What is expected:
Take each line from the material below that includes the string "about" and copy it.
>>>>
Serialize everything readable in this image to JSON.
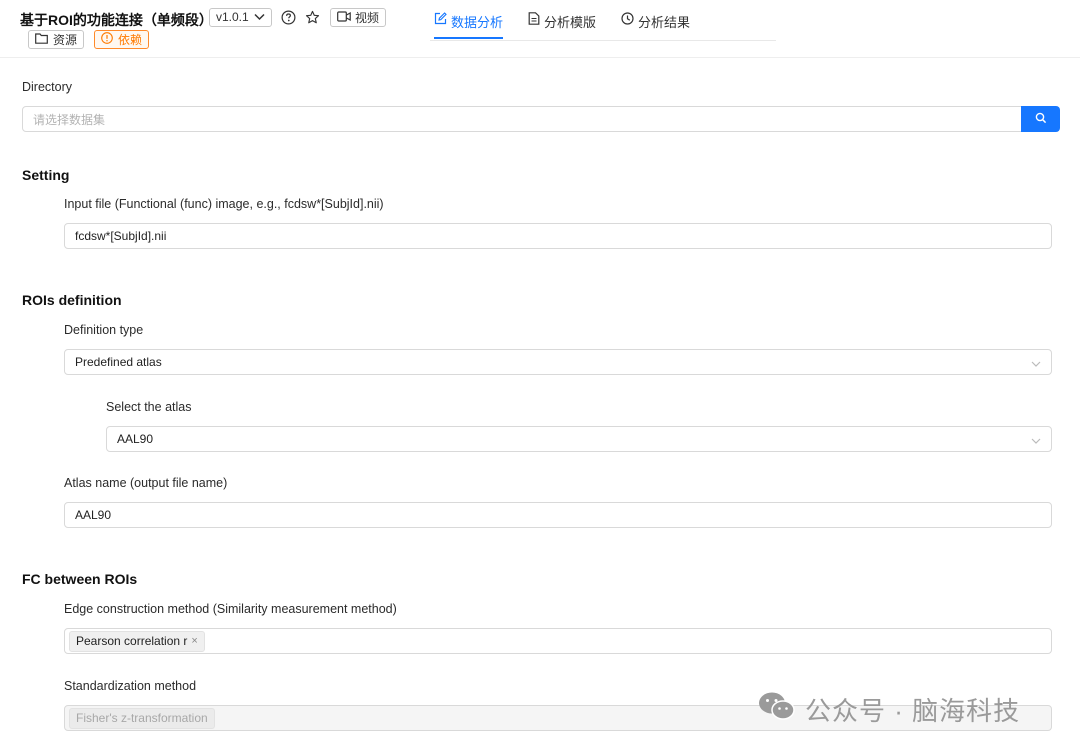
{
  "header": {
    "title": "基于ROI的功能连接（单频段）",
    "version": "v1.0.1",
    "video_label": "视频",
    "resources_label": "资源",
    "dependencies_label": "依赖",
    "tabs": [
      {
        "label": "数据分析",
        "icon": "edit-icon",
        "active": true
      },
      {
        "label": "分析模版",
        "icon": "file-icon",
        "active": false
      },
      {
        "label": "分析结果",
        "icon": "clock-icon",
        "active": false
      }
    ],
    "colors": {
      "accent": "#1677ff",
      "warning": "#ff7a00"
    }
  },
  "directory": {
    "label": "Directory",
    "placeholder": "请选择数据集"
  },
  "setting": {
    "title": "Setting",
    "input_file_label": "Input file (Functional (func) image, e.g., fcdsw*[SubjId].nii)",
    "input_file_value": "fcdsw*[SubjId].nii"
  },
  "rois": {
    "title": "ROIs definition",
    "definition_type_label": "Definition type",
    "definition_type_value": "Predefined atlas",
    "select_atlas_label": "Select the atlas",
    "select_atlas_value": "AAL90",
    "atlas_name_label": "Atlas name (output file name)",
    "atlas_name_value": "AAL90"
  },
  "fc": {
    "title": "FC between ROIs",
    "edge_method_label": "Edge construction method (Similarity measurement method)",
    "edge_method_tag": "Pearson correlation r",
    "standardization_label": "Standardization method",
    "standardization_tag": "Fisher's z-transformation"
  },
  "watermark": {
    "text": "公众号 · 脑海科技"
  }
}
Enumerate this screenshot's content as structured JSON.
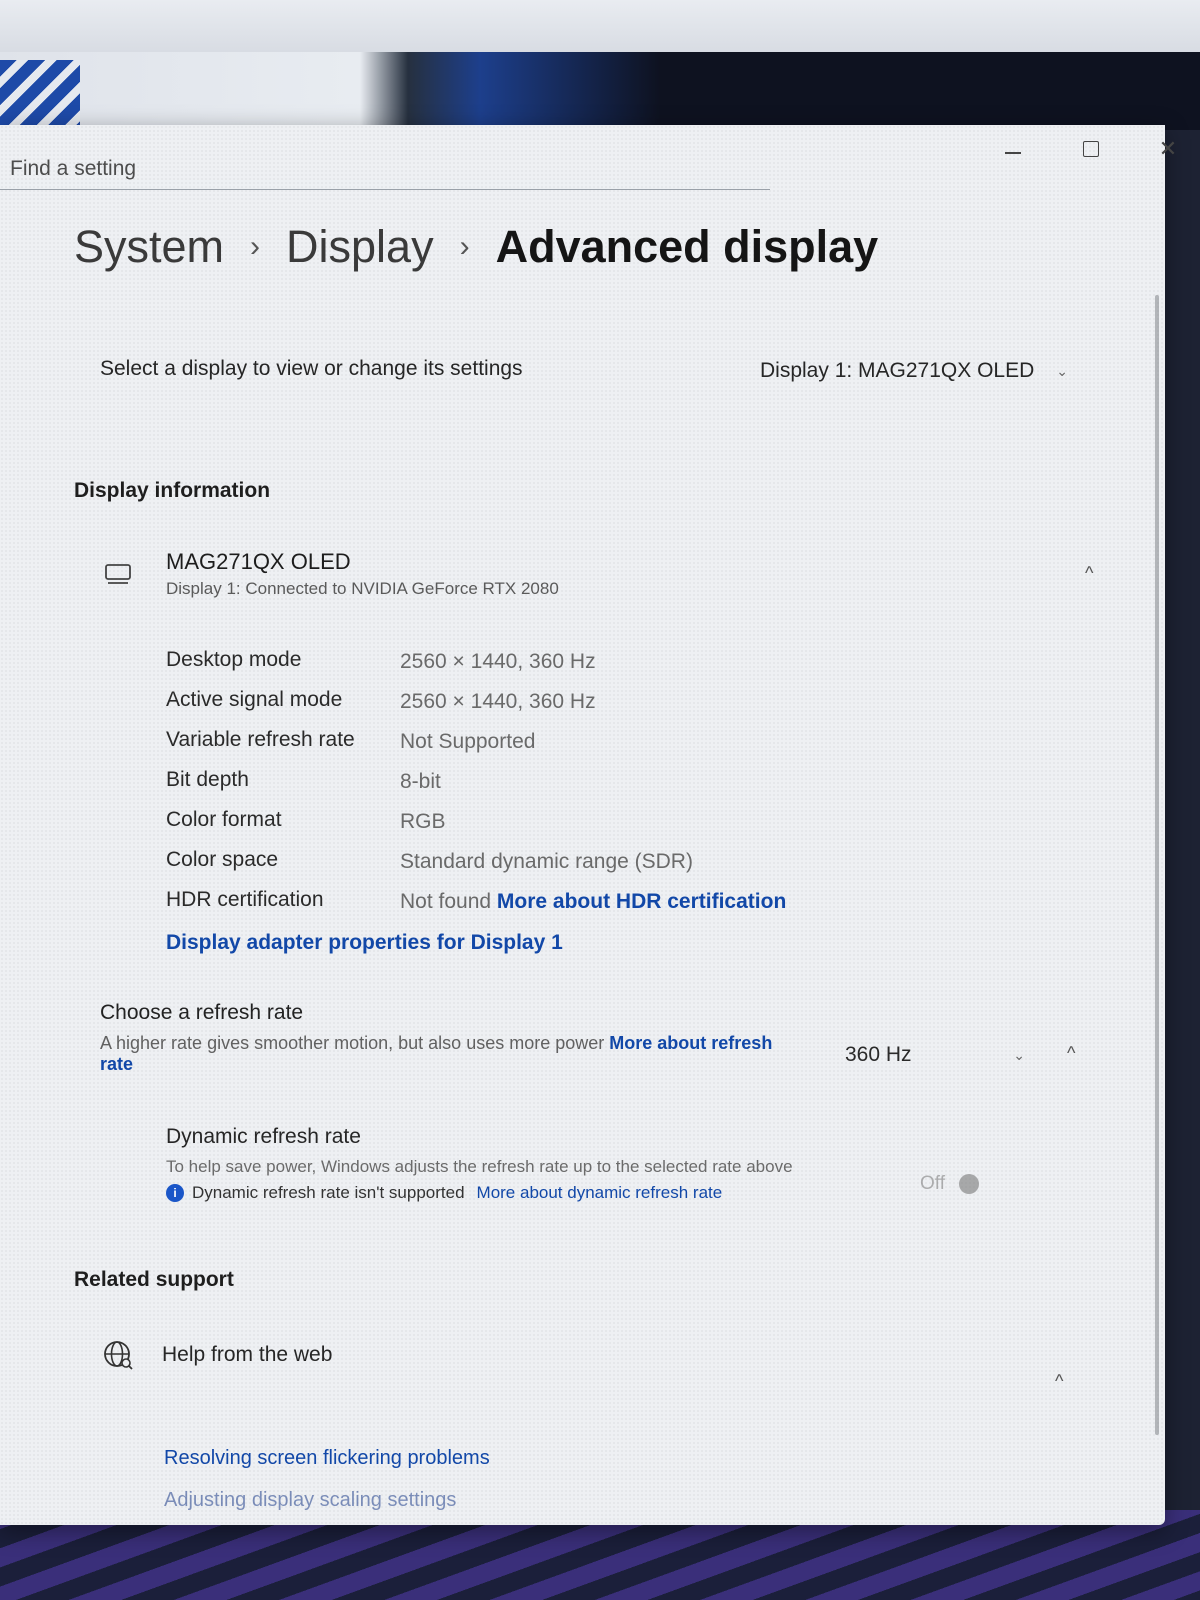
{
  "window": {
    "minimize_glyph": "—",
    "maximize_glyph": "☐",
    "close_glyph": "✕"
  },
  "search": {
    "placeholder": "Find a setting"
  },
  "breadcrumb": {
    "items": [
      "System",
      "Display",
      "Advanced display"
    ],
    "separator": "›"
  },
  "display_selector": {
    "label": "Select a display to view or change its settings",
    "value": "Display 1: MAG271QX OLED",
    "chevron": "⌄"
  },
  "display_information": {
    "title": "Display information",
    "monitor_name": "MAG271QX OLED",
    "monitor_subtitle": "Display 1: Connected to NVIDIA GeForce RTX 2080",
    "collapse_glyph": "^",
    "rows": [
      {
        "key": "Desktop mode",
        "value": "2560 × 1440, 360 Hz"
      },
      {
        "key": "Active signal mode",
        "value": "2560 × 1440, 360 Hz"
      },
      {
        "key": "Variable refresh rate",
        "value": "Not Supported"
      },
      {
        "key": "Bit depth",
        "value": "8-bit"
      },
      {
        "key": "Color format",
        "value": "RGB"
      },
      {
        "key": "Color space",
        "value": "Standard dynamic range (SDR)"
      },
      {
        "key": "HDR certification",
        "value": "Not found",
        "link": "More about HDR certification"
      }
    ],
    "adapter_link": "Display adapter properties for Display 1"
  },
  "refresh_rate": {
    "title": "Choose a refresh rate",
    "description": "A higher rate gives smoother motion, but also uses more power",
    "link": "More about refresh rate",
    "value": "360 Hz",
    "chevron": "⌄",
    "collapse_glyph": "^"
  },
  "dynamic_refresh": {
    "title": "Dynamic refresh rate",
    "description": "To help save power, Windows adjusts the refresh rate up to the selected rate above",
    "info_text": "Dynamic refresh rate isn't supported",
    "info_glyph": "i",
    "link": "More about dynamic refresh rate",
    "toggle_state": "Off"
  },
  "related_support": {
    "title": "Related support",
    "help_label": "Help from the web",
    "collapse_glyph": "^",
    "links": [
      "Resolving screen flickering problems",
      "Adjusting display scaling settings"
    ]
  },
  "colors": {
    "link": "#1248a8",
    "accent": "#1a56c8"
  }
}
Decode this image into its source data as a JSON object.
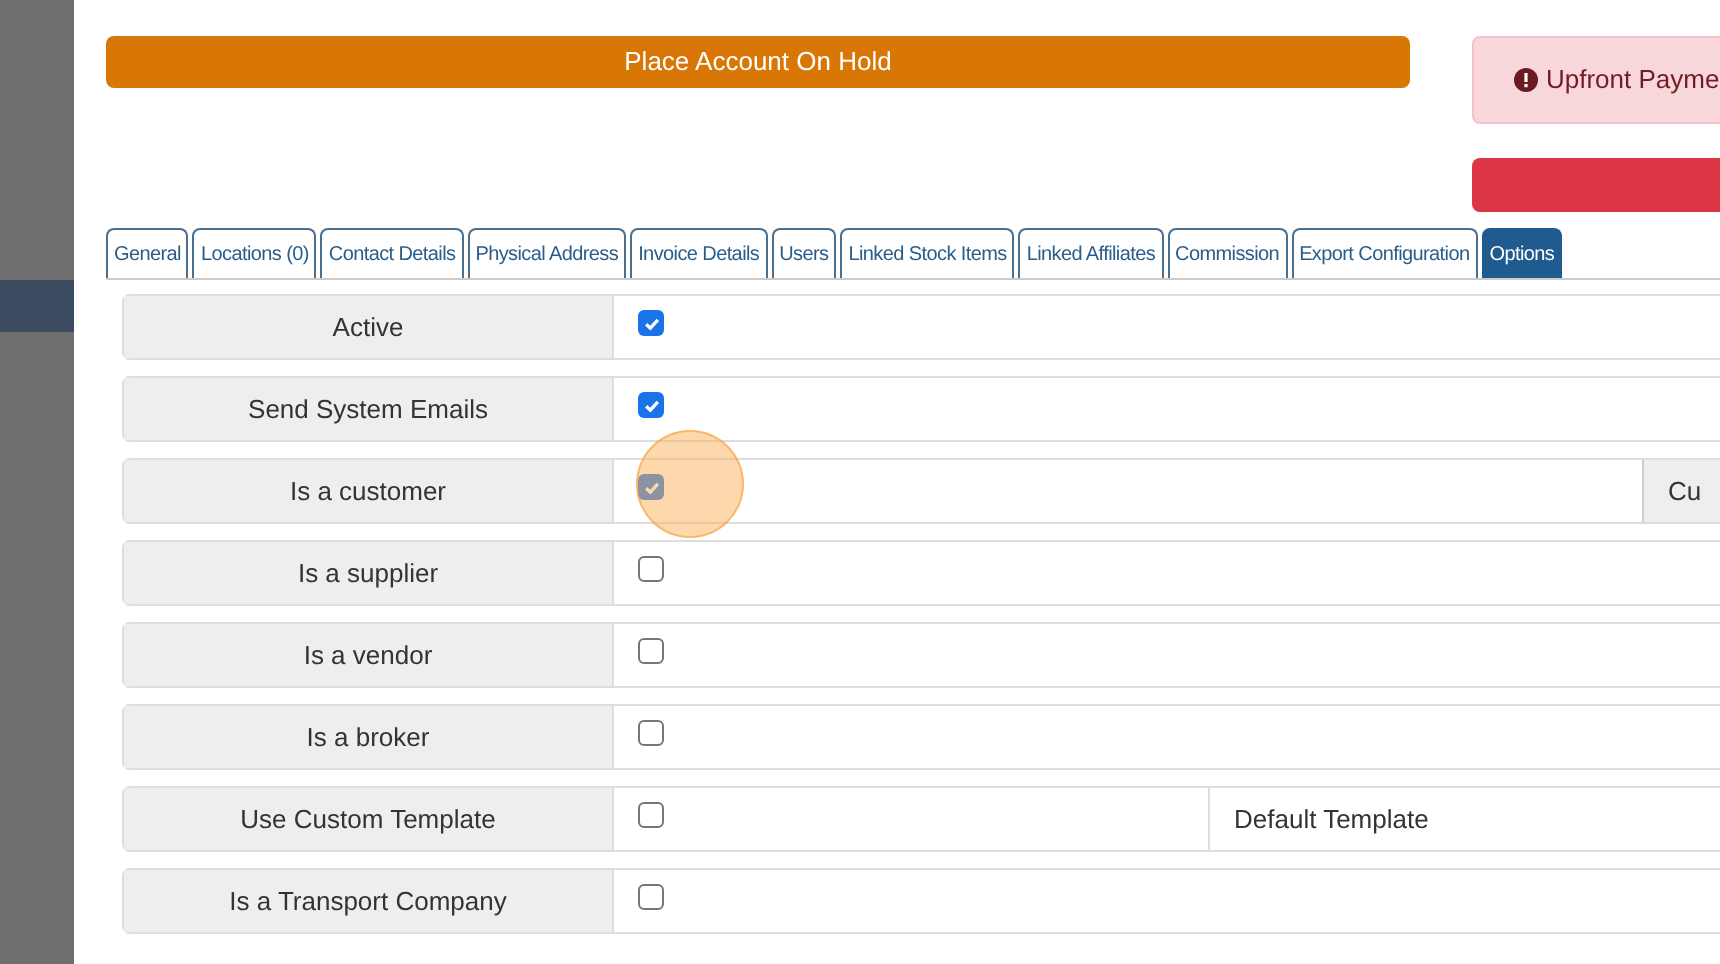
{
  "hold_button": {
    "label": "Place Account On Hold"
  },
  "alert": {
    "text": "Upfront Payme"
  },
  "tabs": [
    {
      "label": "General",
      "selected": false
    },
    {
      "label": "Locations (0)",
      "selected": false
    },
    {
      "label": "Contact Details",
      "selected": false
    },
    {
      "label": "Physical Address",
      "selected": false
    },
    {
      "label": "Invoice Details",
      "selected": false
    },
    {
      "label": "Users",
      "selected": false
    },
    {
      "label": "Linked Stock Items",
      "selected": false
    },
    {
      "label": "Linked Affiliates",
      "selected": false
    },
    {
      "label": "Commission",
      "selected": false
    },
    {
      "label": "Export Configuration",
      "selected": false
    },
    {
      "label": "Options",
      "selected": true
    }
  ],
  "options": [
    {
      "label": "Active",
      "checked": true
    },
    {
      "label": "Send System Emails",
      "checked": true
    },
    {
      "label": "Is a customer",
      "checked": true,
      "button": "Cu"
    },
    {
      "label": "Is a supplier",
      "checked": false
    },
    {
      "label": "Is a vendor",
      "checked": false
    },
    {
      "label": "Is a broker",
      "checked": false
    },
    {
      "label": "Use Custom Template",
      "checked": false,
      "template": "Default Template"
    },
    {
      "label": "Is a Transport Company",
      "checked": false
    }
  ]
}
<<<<
Solved exercise:
        "link": "More about HDR certification"
    "link": "More about refresh rate",
    "link": "More about dynamic refresh rate",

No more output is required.